Work order ->
Please give every entry again, exactly as it reads.

Supplied material ->
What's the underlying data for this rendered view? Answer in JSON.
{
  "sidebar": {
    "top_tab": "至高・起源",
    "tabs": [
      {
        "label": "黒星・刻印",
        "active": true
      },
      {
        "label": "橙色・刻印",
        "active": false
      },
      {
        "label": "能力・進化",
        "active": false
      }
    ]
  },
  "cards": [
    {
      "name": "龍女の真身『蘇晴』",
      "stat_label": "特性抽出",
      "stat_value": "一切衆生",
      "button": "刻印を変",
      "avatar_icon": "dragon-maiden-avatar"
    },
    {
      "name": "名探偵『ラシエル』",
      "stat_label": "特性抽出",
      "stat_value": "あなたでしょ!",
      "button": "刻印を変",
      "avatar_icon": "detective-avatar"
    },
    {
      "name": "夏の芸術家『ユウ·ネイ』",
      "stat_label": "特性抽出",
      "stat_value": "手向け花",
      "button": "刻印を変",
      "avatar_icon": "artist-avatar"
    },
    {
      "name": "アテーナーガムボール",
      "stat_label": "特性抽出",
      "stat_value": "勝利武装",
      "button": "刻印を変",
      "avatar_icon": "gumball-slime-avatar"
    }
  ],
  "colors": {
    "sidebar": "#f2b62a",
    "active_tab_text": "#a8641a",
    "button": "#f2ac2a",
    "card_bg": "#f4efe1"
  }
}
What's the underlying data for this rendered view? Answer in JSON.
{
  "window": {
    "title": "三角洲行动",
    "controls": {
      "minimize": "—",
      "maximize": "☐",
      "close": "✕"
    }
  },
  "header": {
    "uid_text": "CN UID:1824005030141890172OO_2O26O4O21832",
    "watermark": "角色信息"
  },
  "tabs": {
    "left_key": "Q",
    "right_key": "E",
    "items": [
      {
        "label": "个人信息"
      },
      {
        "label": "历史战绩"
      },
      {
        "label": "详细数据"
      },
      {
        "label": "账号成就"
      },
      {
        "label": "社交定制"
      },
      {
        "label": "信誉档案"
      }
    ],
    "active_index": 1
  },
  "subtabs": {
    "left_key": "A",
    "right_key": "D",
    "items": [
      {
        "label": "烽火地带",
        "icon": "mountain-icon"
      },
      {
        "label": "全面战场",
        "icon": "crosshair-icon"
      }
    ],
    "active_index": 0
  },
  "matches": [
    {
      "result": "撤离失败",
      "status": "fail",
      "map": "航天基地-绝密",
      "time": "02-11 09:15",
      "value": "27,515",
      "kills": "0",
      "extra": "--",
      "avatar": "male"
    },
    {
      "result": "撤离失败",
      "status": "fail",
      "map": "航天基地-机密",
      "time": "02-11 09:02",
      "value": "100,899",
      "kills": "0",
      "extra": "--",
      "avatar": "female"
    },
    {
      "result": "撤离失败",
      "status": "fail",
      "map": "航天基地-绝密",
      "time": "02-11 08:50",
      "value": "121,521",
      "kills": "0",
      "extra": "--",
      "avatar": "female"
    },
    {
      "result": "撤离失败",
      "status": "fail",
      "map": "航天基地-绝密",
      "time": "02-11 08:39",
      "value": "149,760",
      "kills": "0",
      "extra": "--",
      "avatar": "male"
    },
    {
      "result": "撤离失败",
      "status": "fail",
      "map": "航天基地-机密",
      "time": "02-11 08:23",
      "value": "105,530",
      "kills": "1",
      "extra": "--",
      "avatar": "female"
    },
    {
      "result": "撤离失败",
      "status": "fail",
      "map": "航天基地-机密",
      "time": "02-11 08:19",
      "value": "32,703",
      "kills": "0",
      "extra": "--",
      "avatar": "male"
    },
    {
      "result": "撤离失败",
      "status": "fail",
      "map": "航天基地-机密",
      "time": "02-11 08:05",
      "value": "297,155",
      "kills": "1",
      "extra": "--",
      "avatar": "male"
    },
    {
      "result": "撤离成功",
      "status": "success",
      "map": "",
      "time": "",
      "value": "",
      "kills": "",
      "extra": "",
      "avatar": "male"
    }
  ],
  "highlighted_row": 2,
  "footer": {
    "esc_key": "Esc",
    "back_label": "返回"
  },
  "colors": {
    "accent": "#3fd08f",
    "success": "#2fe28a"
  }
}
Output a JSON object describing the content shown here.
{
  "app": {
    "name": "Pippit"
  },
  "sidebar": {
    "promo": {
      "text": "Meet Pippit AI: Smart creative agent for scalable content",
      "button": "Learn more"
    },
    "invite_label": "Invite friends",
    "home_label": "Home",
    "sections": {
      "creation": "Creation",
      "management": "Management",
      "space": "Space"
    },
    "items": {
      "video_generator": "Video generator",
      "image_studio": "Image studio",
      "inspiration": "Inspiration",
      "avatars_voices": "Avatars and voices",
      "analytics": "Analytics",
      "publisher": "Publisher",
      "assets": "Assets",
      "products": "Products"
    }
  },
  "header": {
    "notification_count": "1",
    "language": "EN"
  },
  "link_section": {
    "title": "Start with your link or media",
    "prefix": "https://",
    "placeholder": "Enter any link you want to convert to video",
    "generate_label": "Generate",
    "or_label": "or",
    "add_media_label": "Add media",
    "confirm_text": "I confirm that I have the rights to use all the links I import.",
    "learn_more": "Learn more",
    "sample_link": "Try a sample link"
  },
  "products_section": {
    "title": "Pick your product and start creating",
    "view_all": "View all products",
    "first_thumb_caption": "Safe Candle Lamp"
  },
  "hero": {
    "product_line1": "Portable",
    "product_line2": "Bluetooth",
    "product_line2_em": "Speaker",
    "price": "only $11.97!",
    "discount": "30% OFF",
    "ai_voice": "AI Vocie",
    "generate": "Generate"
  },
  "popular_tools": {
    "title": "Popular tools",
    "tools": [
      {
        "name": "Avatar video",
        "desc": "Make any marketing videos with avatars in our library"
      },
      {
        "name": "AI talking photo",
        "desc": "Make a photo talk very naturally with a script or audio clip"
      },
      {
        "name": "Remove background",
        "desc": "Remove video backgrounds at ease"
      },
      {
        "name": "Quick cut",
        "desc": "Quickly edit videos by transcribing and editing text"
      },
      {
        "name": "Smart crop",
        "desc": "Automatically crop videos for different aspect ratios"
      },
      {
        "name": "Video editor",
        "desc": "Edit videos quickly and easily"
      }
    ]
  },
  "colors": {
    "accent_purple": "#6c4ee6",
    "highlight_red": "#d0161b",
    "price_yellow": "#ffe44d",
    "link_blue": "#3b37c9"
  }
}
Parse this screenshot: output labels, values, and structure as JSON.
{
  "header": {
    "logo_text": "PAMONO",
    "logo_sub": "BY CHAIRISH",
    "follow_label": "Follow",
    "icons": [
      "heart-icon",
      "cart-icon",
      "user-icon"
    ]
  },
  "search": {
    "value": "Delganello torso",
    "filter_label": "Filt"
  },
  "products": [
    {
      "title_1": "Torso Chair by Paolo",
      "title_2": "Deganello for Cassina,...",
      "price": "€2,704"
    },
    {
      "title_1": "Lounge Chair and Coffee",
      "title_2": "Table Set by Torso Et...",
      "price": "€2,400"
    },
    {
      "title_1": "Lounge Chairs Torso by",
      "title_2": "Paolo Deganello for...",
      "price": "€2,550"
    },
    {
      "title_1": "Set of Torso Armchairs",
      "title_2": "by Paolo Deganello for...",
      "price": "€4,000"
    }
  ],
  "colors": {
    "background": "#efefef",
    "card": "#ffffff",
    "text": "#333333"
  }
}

Problem solution ->
What's the underlying data for this rendered view? Answer in JSON.
{
  "sidebar": {
    "top_tab": "至高・起源",
    "tabs": [
      {
        "label": "黒星・刻印",
        "active": true
      },
      {
        "label": "橙色・刻印",
        "active": false
      },
      {
        "label": "能力・進化",
        "active": false
      }
    ]
  },
  "cards": [
    {
      "name": "龍女の真身『蘇晴』",
      "stat_label": "特性抽出",
      "stat_value": "一切衆生",
      "button": "刻印を変",
      "avatar_icon": "dragon-maiden-avatar"
    },
    {
      "name": "名探偵『ラシエル』",
      "stat_label": "特性抽出",
      "stat_value": "あなたでしょ!",
      "button": "刻印を変",
      "avatar_icon": "detective-avatar"
    },
    {
      "name": "夏の芸術家『ユウ·ネイ』",
      "stat_label": "特性抽出",
      "stat_value": "手向け花",
      "button": "刻印を変",
      "avatar_icon": "artist-avatar"
    },
    {
      "name": "アテーナーガムボール",
      "stat_label": "特性抽出",
      "stat_value": "勝利武装",
      "button": "刻印を変",
      "avatar_icon": "gumball-slime-avatar"
    }
  ],
  "colors": {
    "sidebar": "#f2b62a",
    "active_tab_text": "#a8641a",
    "button": "#f2ac2a",
    "card_bg": "#f4efe1"
  }
}
What's the underlying data for this rendered view? Answer in JSON.
{
  "window": {
    "title": "三角洲行动",
    "controls": {
      "minimize": "—",
      "maximize": "☐",
      "close": "✕"
    }
  },
  "header": {
    "uid_text": "CN UID:1824005030141890172OO_2O26O4O21832",
    "watermark": "角色信息"
  },
  "tabs": {
    "left_key": "Q",
    "right_key": "E",
    "items": [
      {
        "label": "个人信息"
      },
      {
        "label": "历史战绩"
      },
      {
        "label": "详细数据"
      },
      {
        "label": "账号成就"
      },
      {
        "label": "社交定制"
      },
      {
        "label": "信誉档案"
      }
    ],
    "active_index": 1
  },
  "subtabs": {
    "left_key": "A",
    "right_key": "D",
    "items": [
      {
        "label": "烽火地带",
        "icon": "mountain-icon"
      },
      {
        "label": "全面战场",
        "icon": "crosshair-icon"
      }
    ],
    "active_index": 0
  },
  "matches": [
    {
      "result": "撤离失败",
      "status": "fail",
      "map": "航天基地-绝密",
      "time": "02-11 09:15",
      "value": "27,515",
      "kills": "0",
      "extra": "--",
      "avatar": "male"
    },
    {
      "result": "撤离失败",
      "status": "fail",
      "map": "航天基地-机密",
      "time": "02-11 09:02",
      "value": "100,899",
      "kills": "0",
      "extra": "--",
      "avatar": "female"
    },
    {
      "result": "撤离失败",
      "status": "fail",
      "map": "航天基地-绝密",
      "time": "02-11 08:50",
      "value": "121,521",
      "kills": "0",
      "extra": "--",
      "avatar": "female"
    },
    {
      "result": "撤离失败",
      "status": "fail",
      "map": "航天基地-绝密",
      "time": "02-11 08:39",
      "value": "149,760",
      "kills": "0",
      "extra": "--",
      "avatar": "male"
    },
    {
      "result": "撤离失败",
      "status": "fail",
      "map": "航天基地-机密",
      "time": "02-11 08:23",
      "value": "105,530",
      "kills": "1",
      "extra": "--",
      "avatar": "female"
    },
    {
      "result": "撤离失败",
      "status": "fail",
      "map": "航天基地-机密",
      "time": "02-11 08:19",
      "value": "32,703",
      "kills": "0",
      "extra": "--",
      "avatar": "male"
    },
    {
      "result": "撤离失败",
      "status": "fail",
      "map": "航天基地-机密",
      "time": "02-11 08:05",
      "value": "297,155",
      "kills": "1",
      "extra": "--",
      "avatar": "male"
    },
    {
      "result": "撤离成功",
      "status": "success",
      "map": "",
      "time": "",
      "value": "",
      "kills": "",
      "extra": "",
      "avatar": "male"
    }
  ],
  "highlighted_row": 2,
  "footer": {
    "esc_key": "Esc",
    "back_label": "返回"
  },
  "colors": {
    "accent": "#3fd08f",
    "success": "#2fe28a"
  }
}
Output a JSON object describing the content shown here.
{
  "app": {
    "name": "Pippit"
  },
  "sidebar": {
    "promo": {
      "text": "Meet Pippit AI: Smart creative agent for scalable content",
      "button": "Learn more"
    },
    "invite_label": "Invite friends",
    "home_label": "Home",
    "sections": {
      "creation": "Creation",
      "management": "Management",
      "space": "Space"
    },
    "items": {
      "video_generator": "Video generator",
      "image_studio": "Image studio",
      "inspiration": "Inspiration",
      "avatars_voices": "Avatars and voices",
      "analytics": "Analytics",
      "publisher": "Publisher",
      "assets": "Assets",
      "products": "Products"
    }
  },
  "header": {
    "notification_count": "1",
    "language": "EN"
  },
  "link_section": {
    "title": "Start with your link or media",
    "prefix": "https://",
    "placeholder": "Enter any link you want to convert to video",
    "generate_label": "Generate",
    "or_label": "or",
    "add_media_label": "Add media",
    "confirm_text": "I confirm that I have the rights to use all the links I import.",
    "learn_more": "Learn more",
    "sample_link": "Try a sample link"
  },
  "products_section": {
    "title": "Pick your product and start creating",
    "view_all": "View all products",
    "first_thumb_caption": "Safe Candle Lamp"
  },
  "hero": {
    "product_line1": "Portable",
    "product_line2": "Bluetooth",
    "product_line2_em": "Speaker",
    "price": "only $11.97!",
    "discount": "30% OFF",
    "ai_voice": "AI Vocie",
    "generate": "Generate"
  },
  "popular_tools": {
    "title": "Popular tools",
    "tools": [
      {
        "name": "Avatar video",
        "desc": "Make any marketing videos with avatars in our library"
      },
      {
        "name": "AI talking photo",
        "desc": "Make a photo talk very naturally with a script or audio clip"
      },
      {
        "name": "Remove background",
        "desc": "Remove video backgrounds at ease"
      },
      {
        "name": "Quick cut",
        "desc": "Quickly edit videos by transcribing and editing text"
      },
      {
        "name": "Smart crop",
        "desc": "Automatically crop videos for different aspect ratios"
      },
      {
        "name": "Video editor",
        "desc": "Edit videos quickly and easily"
      }
    ]
  },
  "colors": {
    "accent_purple": "#6c4ee6",
    "highlight_red": "#d0161b",
    "price_yellow": "#ffe44d",
    "link_blue": "#3b37c9"
  }
}
Parse this screenshot: output labels, values, and structure as JSON.
{
  "header": {
    "logo_text": "PAMONO",
    "logo_sub": "BY CHAIRISH",
    "follow_label": "Follow",
    "icons": [
      "heart-icon",
      "cart-icon",
      "user-icon"
    ]
  },
  "search": {
    "value": "Delganello torso",
    "filter_label": "Filt"
  },
  "products": [
    {
      "title_1": "Torso Chair by Paolo",
      "title_2": "Deganello for Cassina,...",
      "price": "€2,704"
    },
    {
      "title_1": "Lounge Chair and Coffee",
      "title_2": "Table Set by Torso Et...",
      "price": "€2,400"
    },
    {
      "title_1": "Lounge Chairs Torso by",
      "title_2": "Paolo Deganello for...",
      "price": "€2,550"
    },
    {
      "title_1": "Set of Torso Armchairs",
      "title_2": "by Paolo Deganello for...",
      "price": "€4,000"
    }
  ],
  "colors": {
    "background": "#efefef",
    "card": "#ffffff",
    "text": "#333333"
  }
}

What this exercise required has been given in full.